Assignment
Return the lines below that carry the word "icon".

Entries supplied

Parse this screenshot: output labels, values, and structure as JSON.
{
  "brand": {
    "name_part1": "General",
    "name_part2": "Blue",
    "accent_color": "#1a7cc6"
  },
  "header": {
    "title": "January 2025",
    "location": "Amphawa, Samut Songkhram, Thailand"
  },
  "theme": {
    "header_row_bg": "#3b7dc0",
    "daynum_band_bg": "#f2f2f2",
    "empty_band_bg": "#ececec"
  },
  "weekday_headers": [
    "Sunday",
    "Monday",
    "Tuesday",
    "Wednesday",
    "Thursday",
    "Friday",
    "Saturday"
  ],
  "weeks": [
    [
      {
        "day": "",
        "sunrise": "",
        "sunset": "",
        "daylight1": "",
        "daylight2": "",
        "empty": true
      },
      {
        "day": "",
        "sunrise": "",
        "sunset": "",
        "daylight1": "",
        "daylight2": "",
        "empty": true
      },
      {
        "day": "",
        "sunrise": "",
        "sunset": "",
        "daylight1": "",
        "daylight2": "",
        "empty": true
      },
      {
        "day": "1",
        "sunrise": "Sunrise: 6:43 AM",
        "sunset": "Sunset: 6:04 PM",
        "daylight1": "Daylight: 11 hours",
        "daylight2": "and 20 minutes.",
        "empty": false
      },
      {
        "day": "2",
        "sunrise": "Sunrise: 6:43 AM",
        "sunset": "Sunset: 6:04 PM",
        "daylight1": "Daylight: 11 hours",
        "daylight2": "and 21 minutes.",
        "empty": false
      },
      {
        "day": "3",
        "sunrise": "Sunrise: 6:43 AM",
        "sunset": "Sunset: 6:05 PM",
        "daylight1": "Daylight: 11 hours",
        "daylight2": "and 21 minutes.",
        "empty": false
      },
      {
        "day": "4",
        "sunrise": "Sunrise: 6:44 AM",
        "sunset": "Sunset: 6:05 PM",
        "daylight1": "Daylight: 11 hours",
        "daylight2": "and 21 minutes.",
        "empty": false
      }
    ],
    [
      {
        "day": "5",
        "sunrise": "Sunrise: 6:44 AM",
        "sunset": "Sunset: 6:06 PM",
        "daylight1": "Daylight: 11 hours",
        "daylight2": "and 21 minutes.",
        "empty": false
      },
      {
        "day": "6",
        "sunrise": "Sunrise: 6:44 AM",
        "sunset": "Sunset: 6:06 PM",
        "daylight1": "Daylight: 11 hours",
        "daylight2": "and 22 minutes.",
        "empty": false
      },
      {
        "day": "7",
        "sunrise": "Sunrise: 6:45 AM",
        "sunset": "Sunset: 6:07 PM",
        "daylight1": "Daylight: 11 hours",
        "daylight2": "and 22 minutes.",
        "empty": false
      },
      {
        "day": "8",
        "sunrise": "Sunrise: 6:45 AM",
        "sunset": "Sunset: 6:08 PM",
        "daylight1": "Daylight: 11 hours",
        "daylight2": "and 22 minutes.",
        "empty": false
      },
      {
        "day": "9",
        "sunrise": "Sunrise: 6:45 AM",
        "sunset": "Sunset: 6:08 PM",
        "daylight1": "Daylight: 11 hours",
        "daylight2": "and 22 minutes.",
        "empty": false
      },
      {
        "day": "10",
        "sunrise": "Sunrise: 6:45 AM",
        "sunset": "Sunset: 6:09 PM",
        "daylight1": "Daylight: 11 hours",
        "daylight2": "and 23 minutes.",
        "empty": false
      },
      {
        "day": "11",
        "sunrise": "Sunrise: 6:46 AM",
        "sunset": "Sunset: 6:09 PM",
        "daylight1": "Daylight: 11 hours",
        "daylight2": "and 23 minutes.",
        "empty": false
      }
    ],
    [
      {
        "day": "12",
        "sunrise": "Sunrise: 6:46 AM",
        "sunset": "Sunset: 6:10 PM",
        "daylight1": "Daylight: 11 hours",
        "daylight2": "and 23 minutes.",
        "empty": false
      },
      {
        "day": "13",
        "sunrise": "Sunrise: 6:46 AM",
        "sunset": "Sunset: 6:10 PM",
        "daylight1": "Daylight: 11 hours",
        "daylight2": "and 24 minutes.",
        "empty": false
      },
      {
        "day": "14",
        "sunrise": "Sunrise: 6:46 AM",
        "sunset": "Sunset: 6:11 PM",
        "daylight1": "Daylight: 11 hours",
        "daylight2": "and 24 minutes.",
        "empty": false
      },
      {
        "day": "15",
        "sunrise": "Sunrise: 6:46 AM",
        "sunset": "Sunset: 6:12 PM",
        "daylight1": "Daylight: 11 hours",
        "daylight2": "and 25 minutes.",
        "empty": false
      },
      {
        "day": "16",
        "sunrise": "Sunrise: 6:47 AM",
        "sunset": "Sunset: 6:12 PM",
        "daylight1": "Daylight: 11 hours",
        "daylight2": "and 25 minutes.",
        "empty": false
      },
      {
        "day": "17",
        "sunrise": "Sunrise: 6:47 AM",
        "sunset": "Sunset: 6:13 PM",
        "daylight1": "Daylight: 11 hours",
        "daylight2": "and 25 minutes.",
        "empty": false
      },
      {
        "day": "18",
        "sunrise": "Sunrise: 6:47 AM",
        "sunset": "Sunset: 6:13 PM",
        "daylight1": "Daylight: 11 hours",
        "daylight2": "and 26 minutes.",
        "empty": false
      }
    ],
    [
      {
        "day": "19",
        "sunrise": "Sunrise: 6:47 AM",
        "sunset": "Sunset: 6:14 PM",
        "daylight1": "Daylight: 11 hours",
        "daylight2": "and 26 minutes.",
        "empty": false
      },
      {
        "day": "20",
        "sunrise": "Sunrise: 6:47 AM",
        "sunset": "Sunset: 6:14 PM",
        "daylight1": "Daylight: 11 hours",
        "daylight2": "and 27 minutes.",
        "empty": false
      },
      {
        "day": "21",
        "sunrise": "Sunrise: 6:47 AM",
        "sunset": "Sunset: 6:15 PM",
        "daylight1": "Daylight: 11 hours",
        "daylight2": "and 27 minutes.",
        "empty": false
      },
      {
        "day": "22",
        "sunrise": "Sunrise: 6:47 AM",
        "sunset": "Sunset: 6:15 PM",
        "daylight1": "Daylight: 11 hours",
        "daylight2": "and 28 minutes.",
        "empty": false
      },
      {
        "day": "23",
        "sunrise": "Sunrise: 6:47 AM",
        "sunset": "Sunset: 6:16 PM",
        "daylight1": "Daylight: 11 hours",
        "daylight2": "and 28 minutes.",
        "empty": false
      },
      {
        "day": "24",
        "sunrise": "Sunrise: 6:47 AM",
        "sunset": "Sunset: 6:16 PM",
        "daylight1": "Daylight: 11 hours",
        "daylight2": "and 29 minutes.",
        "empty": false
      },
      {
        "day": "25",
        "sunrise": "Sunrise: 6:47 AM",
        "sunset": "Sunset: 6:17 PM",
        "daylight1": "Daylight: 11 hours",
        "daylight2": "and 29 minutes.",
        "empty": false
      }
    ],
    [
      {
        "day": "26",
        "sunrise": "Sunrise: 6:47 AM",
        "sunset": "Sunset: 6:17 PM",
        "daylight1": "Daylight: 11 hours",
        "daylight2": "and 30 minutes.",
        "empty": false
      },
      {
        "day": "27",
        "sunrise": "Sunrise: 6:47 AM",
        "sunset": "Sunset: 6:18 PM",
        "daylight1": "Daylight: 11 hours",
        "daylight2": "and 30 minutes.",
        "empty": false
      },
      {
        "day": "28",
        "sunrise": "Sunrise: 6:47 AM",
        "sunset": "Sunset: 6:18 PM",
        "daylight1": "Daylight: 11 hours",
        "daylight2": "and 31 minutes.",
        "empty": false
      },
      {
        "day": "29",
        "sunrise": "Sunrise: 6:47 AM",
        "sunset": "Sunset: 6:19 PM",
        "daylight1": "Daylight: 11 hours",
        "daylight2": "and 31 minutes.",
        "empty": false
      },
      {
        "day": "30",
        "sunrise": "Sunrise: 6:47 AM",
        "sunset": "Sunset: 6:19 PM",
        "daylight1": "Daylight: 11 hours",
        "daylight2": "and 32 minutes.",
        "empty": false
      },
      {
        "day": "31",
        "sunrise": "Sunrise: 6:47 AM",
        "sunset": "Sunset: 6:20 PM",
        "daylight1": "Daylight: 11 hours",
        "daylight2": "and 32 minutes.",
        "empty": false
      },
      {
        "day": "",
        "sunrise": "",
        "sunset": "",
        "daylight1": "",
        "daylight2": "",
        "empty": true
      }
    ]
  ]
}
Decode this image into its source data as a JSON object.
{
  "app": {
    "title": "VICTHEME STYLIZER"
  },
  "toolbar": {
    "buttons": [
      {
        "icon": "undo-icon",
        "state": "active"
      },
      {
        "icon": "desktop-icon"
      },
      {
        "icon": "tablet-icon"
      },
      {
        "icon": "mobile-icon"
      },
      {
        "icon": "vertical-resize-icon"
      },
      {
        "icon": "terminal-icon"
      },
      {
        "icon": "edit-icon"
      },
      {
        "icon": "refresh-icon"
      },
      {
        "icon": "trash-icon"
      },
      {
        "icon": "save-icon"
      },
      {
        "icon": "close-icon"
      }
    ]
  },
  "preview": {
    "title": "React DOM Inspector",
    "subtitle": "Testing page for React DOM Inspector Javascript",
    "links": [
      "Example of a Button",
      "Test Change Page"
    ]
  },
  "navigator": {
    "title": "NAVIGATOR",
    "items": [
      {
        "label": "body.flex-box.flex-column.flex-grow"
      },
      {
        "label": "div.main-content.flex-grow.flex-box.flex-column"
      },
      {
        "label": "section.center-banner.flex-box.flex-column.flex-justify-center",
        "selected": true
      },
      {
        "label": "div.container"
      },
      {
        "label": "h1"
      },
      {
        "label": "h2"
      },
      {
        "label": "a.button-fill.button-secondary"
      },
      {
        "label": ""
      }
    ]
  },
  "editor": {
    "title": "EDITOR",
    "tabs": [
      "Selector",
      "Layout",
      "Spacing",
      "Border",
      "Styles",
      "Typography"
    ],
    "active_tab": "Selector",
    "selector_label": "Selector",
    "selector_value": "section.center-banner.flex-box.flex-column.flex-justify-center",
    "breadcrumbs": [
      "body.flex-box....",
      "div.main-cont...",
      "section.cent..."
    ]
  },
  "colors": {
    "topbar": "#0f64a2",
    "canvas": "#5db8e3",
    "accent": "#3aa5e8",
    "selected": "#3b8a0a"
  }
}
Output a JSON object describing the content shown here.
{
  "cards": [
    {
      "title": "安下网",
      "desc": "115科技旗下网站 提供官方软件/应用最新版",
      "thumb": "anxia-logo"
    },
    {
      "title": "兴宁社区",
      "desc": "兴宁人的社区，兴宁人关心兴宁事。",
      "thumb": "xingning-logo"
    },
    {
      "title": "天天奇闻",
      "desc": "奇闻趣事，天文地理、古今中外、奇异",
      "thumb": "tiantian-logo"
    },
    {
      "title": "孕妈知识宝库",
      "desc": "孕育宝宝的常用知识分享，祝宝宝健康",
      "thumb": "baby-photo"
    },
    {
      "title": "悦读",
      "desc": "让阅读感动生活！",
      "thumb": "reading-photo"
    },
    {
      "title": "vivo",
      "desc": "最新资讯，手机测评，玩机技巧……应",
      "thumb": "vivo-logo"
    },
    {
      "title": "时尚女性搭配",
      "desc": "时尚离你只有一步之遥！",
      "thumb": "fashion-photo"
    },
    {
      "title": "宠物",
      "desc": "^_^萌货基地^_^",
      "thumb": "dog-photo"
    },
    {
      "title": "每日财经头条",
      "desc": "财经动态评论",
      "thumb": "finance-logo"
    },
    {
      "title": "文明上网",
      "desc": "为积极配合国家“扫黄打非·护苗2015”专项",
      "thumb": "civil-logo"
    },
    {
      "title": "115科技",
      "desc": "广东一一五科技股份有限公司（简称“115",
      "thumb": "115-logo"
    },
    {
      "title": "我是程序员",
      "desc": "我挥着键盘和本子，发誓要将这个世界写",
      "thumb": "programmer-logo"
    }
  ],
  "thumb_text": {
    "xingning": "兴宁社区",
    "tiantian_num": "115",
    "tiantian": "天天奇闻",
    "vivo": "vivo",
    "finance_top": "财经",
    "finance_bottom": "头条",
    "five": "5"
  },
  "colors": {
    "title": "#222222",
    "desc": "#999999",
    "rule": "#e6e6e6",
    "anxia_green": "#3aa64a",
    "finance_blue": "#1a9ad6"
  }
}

Reply
        "icon": "undo-icon",
        "icon": "desktop-icon"
        "icon": "tablet-icon"
        "icon": "mobile-icon"
        "icon": "vertical-resize-icon"
        "icon": "terminal-icon"
        "icon": "edit-icon"
        "icon": "refresh-icon"
        "icon": "trash-icon"
        "icon": "save-icon"
        "icon": "close-icon"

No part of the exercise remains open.